Records supplied Start Marker
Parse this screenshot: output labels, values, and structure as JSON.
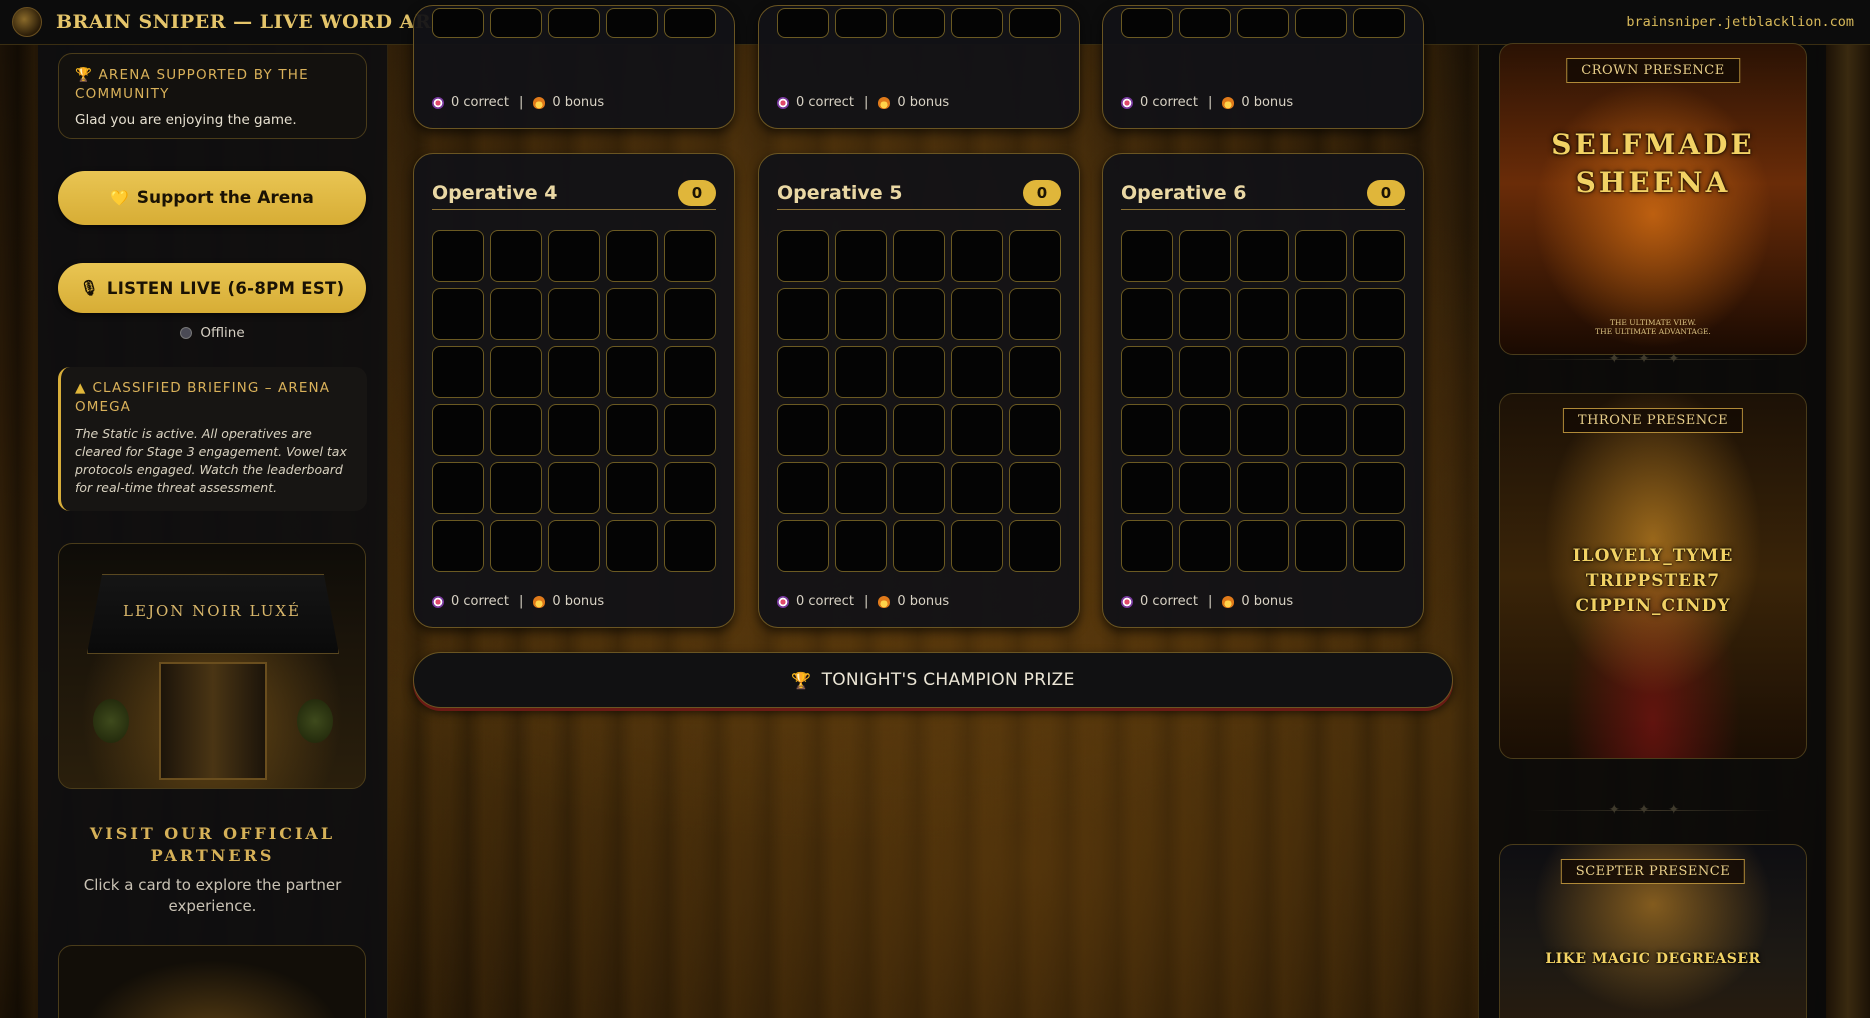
{
  "topbar": {
    "title": "BRAIN SNIPER — LIVE WORD ARENA",
    "domain": "brainsniper.jetblacklion.com"
  },
  "sidebar": {
    "support_card": {
      "heading": "🏆 ARENA SUPPORTED BY THE COMMUNITY",
      "subtext": "Glad you are enjoying the game."
    },
    "support_button": "Support the Arena",
    "listen_button": "LISTEN LIVE (6-8PM EST)",
    "live_status": "Offline",
    "briefing": {
      "heading": "CLASSIFIED BRIEFING – ARENA OMEGA",
      "body": "The Static is active. All operatives are cleared for Stage 3 engagement. Vowel tax protocols engaged. Watch the leaderboard for real-time threat assessment."
    },
    "lejon_brand": "LEJON NOIR LUXÉ",
    "partners_title": "VISIT OUR OFFICIAL PARTNERS",
    "partners_sub": "Click a card to explore the partner experience."
  },
  "operatives_top": [
    {
      "correct": "0 correct",
      "bonus": "0 bonus"
    },
    {
      "correct": "0 correct",
      "bonus": "0 bonus"
    },
    {
      "correct": "0 correct",
      "bonus": "0 bonus"
    }
  ],
  "operatives": [
    {
      "name": "Operative 4",
      "score": "0",
      "correct": "0 correct",
      "bonus": "0 bonus"
    },
    {
      "name": "Operative 5",
      "score": "0",
      "correct": "0 correct",
      "bonus": "0 bonus"
    },
    {
      "name": "Operative 6",
      "score": "0",
      "correct": "0 correct",
      "bonus": "0 bonus"
    }
  ],
  "prize_bar": "TONIGHT'S CHAMPION PRIZE",
  "rightbar": {
    "crown": {
      "ribbon": "CROWN PRESENCE",
      "names": [
        "SELFMADE",
        "SHEENA"
      ],
      "tagline": [
        "THE ULTIMATE VIEW.",
        "THE ULTIMATE ADVANTAGE."
      ]
    },
    "throne": {
      "ribbon": "THRONE PRESENCE",
      "names": [
        "ILOVELY_TYME",
        "TRIPPSTER7",
        "CIPPIN_CINDY"
      ]
    },
    "scepter": {
      "ribbon": "SCEPTER PRESENCE",
      "names": [
        "LIKE MAGIC DEGREASER"
      ]
    }
  },
  "colors": {
    "gold": "#e0b63a",
    "accent_text": "#d9b15a",
    "card_bg": "#121216",
    "cell_border": "#6b5a22"
  },
  "icons": [
    "logo-icon",
    "trophy-icon",
    "heart-icon",
    "microphone-icon",
    "status-dot-icon",
    "warning-icon",
    "target-icon",
    "fire-icon"
  ]
}
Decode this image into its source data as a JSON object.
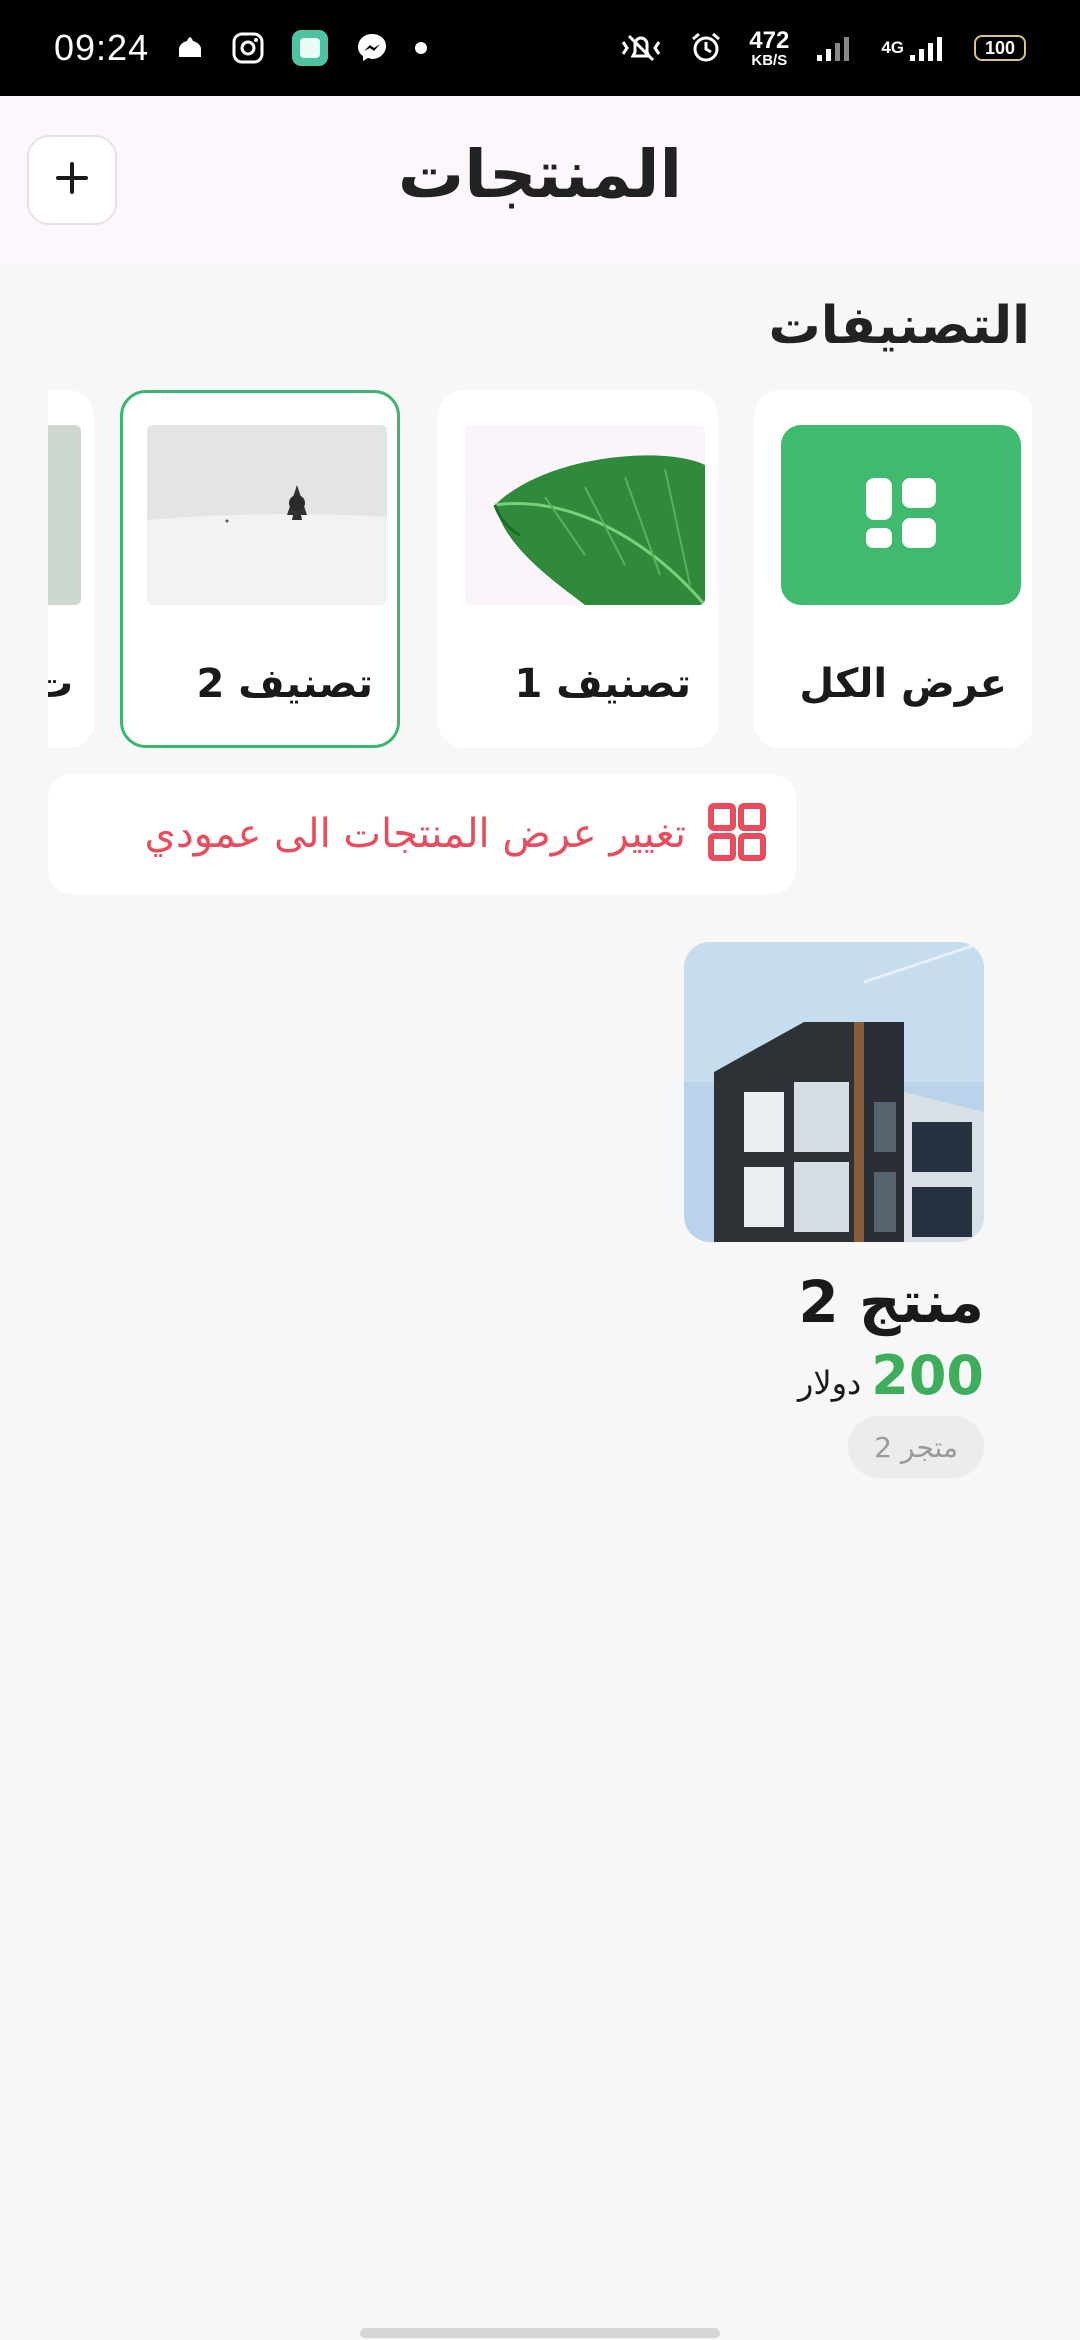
{
  "status_bar": {
    "time": "09:24",
    "net_speed_value": "472",
    "net_speed_unit": "KB/S",
    "network_type": "4G",
    "battery": "100"
  },
  "header": {
    "title": "المنتجات",
    "add_button_label": "+"
  },
  "categories_section": {
    "title": "التصنيفات",
    "items": [
      {
        "label": "عرض الكل",
        "icon": "grid-icon",
        "selected": false
      },
      {
        "label": "تصنيف 1",
        "icon": "leaf-image",
        "selected": false
      },
      {
        "label": "تصنيف 2",
        "icon": "snow-tree-image",
        "selected": true
      },
      {
        "label": "ت",
        "icon": "partial-image",
        "selected": false
      }
    ]
  },
  "view_toggle": {
    "label": "تغيير عرض المنتجات الى عمودي",
    "icon": "grid-view-icon"
  },
  "products": [
    {
      "name": "منتج 2",
      "price": "200",
      "currency": "دولار",
      "store": "متجر 2",
      "image": "building-image"
    }
  ],
  "colors": {
    "accent_green": "#3fba6f",
    "selected_border": "#3cb670",
    "price_green": "#3fae5c",
    "toggle_red": "#e84c5d",
    "header_bg": "#fdf7fd",
    "page_bg": "#f7f7f7"
  }
}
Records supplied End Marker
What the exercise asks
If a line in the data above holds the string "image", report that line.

Result for this task
Decode this image into its source data as a JSON object.
        "icon": "leaf-image",
        "icon": "snow-tree-image",
        "icon": "partial-image",
      "image": "building-image"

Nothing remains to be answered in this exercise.